My earliest memory of Fiona Apple is watching her give that infamous "This world is bullshit" speech live at the VMAs. I was 11 or 12 at the time, and I know I'd least seen the video for "Criminal," but my blossoming adolescent male mind presumably had no idea how to wrap his head around it. Still, that badass speech left me with a largely positive impression of Apple, so that by the time the early recordings from her Extraordinary album began lacking that summer before I went to college, I was ready to actually embrace her songwriting for what it was (which is to, fantastic art).
So when I saw a headline the other day about Fiona Apple's work as a court watcher — essentially a volunteer citizen reporter, recording and informing on the things that actually happen in public court rooms — I can't say I was surprised. But I was excited and intrigued.

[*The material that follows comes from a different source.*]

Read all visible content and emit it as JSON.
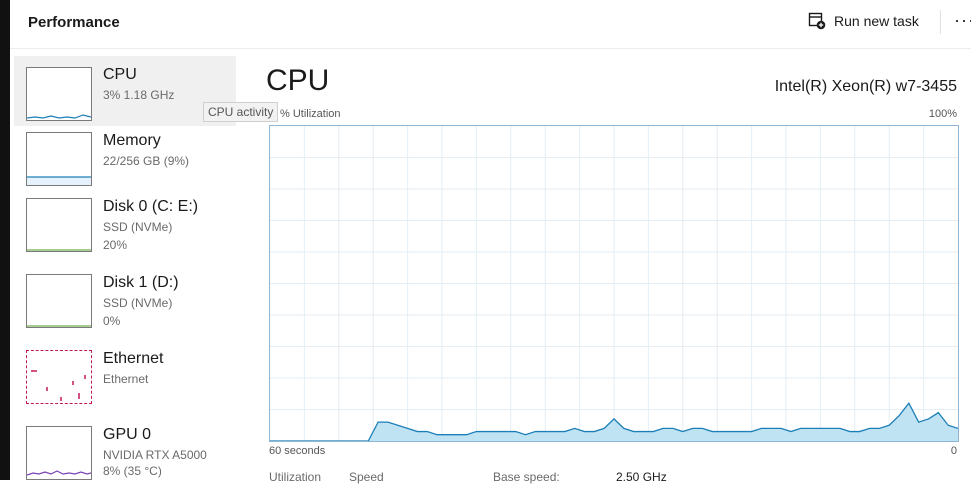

Here's the mission statement the National Court Watch Network:
It is easier for judges, prosecutors, and other courtroom actors to be cruel when they are not being watched.
But in a growing number of places, people are getting trained on how to be volunteer court watchers and document what they see.
More from Rolling Stone, reporting on Apple's recent interview on the issue:
Apple is very selective with the kind of press she'll do, and during the livestream conversation, she quipped, "I honestly hate doing stuff like this — I won't do it for my own music, it's not worth it." But when it comes to using her platform to bring attention to the importance of court, she said, "[I]f I can somehow help a few more people click on something, then, yeah, I want to do that… [Court watching] is an amazingly elegant solution to a lot of ills."
Apple gave a rundown of a day in the life as a court watcher. She briefly flipped through a notebook filled with notes taken during hearings and spoke about how court watchers raise awareness of issues that may influence how people are treated as they go through things like bail hearings. These include, Apple noted, the histories of arresting officers, red flags that might signal unconstitutional stops or arrests, and outsized bails are given to people for petty crimes.
'People Need to See What's Going On': Fiona Apple on the Importance of Court Watching [Jon Blistein / Rolling Stone]
Courtwatchers, Fiona Apple fight against 'assembly of injustice' [Katie Mettler / Washington Post]